(Comments abusing fat people for being fat will not be published. Because I’m just tyrannical and oppressive like that.)

June 19, 2008

Objectification of coaches

Shreyas thinks that Germany’s coach Joachim Low is amusing, with his generally glum face during matches. I agree. Kavita thinks Low is edible. I agree with this too.
If there’s one thing we learnt from tonight’s match it is that Low is pretty even through a double curtain of rain and dirty glass.
Admire him:

And as a special treat, Low and Donadoni.:

June 15, 2008

Further reasons to love football

Having just sent risque pictures of Fabio Cannavaro to a friend, I now wish to write about someone’s mother-in-law. Specifically, the mother-in-law of Slaven Bilic.
Poland coach Leo Beenhakker believes his side have a chance of qualifying from Group B – but only if his opposite number Slaven Bilic fields his mother-in-law in the Croatia line-up.

For his part Croatia boss Bilic insists that the Poles still have a great chance of going through, with or without his mother-in-law on the field.

“Well, I’m divorced,” Bilic responded. “He (Beenhakker) is a great manager. He’s playing games, of course, because they have a good team.
“They were almost equal to Germany (in their opening match). They conceded easy goals but they had enough chances to score.

“They have a chance and they have a team, so he doesn’t need my mother-in-law.”

Very well, but if Bilic is divorced is his mother-in-law still his mother-in-law? And maybe she’s a really good footballer – did you ever think of that, Beenhakker?
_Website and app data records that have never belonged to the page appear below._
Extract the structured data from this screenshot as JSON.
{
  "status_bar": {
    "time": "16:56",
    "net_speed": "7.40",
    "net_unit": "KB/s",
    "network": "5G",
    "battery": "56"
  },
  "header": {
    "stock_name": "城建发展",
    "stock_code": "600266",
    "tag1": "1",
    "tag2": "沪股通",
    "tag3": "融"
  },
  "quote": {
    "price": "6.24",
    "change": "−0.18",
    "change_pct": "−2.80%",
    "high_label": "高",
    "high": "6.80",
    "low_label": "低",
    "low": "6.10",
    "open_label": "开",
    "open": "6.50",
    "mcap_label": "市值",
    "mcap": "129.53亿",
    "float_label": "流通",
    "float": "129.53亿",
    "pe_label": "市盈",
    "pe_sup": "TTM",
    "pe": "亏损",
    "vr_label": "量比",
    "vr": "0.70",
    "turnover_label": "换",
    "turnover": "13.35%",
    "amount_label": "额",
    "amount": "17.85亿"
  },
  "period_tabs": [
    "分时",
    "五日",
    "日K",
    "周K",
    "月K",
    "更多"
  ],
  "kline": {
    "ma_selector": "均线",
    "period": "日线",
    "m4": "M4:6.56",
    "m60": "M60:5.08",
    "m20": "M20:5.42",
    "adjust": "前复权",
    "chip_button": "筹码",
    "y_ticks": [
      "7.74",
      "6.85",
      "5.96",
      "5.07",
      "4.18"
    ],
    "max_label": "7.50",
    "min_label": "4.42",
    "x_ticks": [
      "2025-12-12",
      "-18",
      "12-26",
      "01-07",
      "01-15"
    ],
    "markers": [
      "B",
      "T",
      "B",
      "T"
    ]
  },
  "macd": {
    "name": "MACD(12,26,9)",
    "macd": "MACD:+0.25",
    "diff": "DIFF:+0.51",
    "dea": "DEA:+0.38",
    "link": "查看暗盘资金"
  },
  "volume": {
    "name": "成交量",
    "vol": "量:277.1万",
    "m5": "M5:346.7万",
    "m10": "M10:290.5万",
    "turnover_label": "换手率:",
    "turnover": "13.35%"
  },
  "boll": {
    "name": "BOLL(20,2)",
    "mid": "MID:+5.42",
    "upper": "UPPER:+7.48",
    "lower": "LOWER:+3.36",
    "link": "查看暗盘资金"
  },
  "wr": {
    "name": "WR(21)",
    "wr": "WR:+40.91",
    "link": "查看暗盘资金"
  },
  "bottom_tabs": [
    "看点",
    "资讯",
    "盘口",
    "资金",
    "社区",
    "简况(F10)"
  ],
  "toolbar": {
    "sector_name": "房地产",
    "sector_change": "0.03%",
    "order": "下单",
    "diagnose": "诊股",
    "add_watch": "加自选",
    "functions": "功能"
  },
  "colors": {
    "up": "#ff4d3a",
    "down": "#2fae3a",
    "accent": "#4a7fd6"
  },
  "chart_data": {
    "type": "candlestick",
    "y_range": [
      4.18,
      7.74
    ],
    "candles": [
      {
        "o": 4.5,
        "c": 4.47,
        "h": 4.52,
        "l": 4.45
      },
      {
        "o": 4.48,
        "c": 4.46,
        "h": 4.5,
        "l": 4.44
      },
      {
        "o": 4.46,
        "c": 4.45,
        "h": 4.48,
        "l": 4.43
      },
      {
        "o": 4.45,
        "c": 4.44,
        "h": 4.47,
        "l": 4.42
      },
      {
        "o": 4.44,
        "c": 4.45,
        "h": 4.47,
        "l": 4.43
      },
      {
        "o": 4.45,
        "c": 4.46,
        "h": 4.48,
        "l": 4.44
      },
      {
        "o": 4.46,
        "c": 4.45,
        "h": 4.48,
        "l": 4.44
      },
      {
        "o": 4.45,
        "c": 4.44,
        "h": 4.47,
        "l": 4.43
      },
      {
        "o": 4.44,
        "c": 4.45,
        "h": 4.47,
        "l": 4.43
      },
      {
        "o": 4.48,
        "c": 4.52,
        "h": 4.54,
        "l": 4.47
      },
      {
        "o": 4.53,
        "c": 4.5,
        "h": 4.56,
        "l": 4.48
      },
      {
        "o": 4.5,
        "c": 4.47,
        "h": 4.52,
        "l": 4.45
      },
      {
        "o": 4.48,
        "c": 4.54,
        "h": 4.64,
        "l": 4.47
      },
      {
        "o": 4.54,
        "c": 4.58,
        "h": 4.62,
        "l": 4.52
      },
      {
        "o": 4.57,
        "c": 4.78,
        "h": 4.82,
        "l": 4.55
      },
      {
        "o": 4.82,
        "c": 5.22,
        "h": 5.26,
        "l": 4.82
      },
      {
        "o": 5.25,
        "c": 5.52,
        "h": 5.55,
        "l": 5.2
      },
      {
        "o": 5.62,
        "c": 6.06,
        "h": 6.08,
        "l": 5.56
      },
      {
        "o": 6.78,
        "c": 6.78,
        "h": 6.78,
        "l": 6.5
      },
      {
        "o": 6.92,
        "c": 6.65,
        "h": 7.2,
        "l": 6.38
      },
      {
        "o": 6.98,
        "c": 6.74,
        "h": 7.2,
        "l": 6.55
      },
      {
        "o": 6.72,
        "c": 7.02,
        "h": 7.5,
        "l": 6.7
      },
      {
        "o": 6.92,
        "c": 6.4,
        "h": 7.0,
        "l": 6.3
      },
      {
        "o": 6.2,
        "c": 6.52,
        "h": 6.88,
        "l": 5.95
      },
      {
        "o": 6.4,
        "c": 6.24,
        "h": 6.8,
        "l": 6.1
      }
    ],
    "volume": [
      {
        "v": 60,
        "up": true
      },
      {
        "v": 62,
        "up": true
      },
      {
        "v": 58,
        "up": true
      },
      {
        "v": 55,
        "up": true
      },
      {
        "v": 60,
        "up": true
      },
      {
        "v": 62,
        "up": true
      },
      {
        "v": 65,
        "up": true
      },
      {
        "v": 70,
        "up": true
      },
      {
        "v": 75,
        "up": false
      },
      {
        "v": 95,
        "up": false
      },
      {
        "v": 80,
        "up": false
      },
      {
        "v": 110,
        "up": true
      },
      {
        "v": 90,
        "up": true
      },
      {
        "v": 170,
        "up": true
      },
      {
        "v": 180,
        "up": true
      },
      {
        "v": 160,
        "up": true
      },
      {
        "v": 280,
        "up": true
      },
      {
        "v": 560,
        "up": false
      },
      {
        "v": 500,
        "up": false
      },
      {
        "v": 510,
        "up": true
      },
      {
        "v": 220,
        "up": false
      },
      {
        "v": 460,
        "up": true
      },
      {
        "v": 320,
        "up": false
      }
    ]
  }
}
Did you?

June 10, 2008


One of the strangest football quotes I’ve seen in a while:

He is strong. He is like a Dinosaur and scores with the precision of chameleon when he targets his victim. I have followed him from his days in Israel and he has not disappointed me with his Yak-like behaviour.

(Thanks, Shreyas)

June 9, 2008

Noteworthy things

Stuff that will inform, entertain, and is generally worthy of your time:

Thene on power and violence and videogames and wish fulfillment and other such things.

An injured creature of the wild. Science comes to the rescue! A great picture is taken! This is seriously cool.

ArabComment’s posts on
Muslim Women are worth a read. Also GlobalComment’s fiction page, which features a rather good pirate story by Chloe Bradshaw who is 13. I suspect that when I was 13 I was reading Sweet Valley High.

The most recent
carnival of children’s literature.

Lily Allen’s marvellous decapitated bambi dress. I have shoes that would go far better with this than the ones she has on. But still.

Netherlands 3 – 0 Italy. Wha? I love the Dutch; I really do, but I’m used to regarding them as something of a lost cause.

Psychologists worry that Savita Bhabhi’s very existence threatens family values. (Via Aadisht on GTalk).

Terry Pratchett has found God. This is alarming.

I leave you with some Cute.
more cat pictures

June 7, 2008

Some football

I realise I have been ignoring the French Open on this blog – possibly because I outdid myself at Wimbledon. But Euro 2008 has just started, and this is an entirely good thing. Tonight I watched Portugal v Turkey with the family. Mum was appreciative of a number of young Portugese players (particularly Nuno Gomes. I’m not sure why; only once have mum and I shared a crush on a sportsperson*), Dad was wholeheartedly abusing Turkey for failing to score, and I was gawking at the Turkish keeper, Volkan Demirel. Here’s why:

Certain excellent people have declared this Female Sexual Desire Week, and while I have utterly failed to take full advantage of it and use the time for sports objectification, others have. Purtek has a great post-Stanley Cup edition up. It pleases me. I hope it pleases you too.
Also, go and grin in a dazed fashion at the alarmingly gorgeous Roberto Donadoni. (Thanks, Ros)

*Jason Gillespie